(Items from a dataset)
++++++++++
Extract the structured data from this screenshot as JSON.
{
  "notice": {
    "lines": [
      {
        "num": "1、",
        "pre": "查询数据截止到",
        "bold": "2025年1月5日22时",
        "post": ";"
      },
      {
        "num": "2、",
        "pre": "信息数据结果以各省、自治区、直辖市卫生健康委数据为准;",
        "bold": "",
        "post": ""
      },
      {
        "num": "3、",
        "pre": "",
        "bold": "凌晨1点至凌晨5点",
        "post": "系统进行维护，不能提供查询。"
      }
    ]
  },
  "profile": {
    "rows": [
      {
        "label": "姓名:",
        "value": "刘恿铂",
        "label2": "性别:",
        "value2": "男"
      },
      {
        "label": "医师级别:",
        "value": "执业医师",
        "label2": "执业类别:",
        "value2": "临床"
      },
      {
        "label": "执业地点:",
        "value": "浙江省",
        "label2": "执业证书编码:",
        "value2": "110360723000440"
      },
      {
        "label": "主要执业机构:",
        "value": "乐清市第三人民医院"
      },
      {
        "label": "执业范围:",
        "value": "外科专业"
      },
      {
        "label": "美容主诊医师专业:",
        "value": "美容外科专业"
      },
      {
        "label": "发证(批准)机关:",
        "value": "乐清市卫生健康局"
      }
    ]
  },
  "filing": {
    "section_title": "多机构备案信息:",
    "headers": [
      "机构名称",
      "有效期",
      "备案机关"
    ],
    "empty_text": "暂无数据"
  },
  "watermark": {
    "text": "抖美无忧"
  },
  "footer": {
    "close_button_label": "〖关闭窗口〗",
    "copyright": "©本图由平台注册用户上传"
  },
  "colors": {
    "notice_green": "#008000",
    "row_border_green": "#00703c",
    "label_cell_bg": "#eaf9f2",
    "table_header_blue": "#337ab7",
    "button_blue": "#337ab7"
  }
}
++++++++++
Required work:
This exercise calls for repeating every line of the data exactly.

Written solution:
Extract the structured data from this screenshot as JSON.
{
  "notice": {
    "lines": [
      {
        "num": "1、",
        "pre": "查询数据截止到",
        "bold": "2025年1月5日22时",
        "post": ";"
      },
      {
        "num": "2、",
        "pre": "信息数据结果以各省、自治区、直辖市卫生健康委数据为准;",
        "bold": "",
        "post": ""
      },
      {
        "num": "3、",
        "pre": "",
        "bold": "凌晨1点至凌晨5点",
        "post": "系统进行维护，不能提供查询。"
      }
    ]
  },
  "profile": {
    "rows": [
      {
        "label": "姓名:",
        "value": "刘恿铂",
        "label2": "性别:",
        "value2": "男"
      },
      {
        "label": "医师级别:",
        "value": "执业医师",
        "label2": "执业类别:",
        "value2": "临床"
      },
      {
        "label": "执业地点:",
        "value": "浙江省",
        "label2": "执业证书编码:",
        "value2": "110360723000440"
      },
      {
        "label": "主要执业机构:",
        "value": "乐清市第三人民医院"
      },
      {
        "label": "执业范围:",
        "value": "外科专业"
      },
      {
        "label": "美容主诊医师专业:",
        "value": "美容外科专业"
      },
      {
        "label": "发证(批准)机关:",
        "value": "乐清市卫生健康局"
      }
    ]
  },
  "filing": {
    "section_title": "多机构备案信息:",
    "headers": [
      "机构名称",
      "有效期",
      "备案机关"
    ],
    "empty_text": "暂无数据"
  },
  "watermark": {
    "text": "抖美无忧"
  },
  "footer": {
    "close_button_label": "〖关闭窗口〗",
    "copyright": "©本图由平台注册用户上传"
  },
  "colors": {
    "notice_green": "#008000",
    "row_border_green": "#00703c",
    "label_cell_bg": "#eaf9f2",
    "table_header_blue": "#337ab7",
    "button_blue": "#337ab7"
  }
}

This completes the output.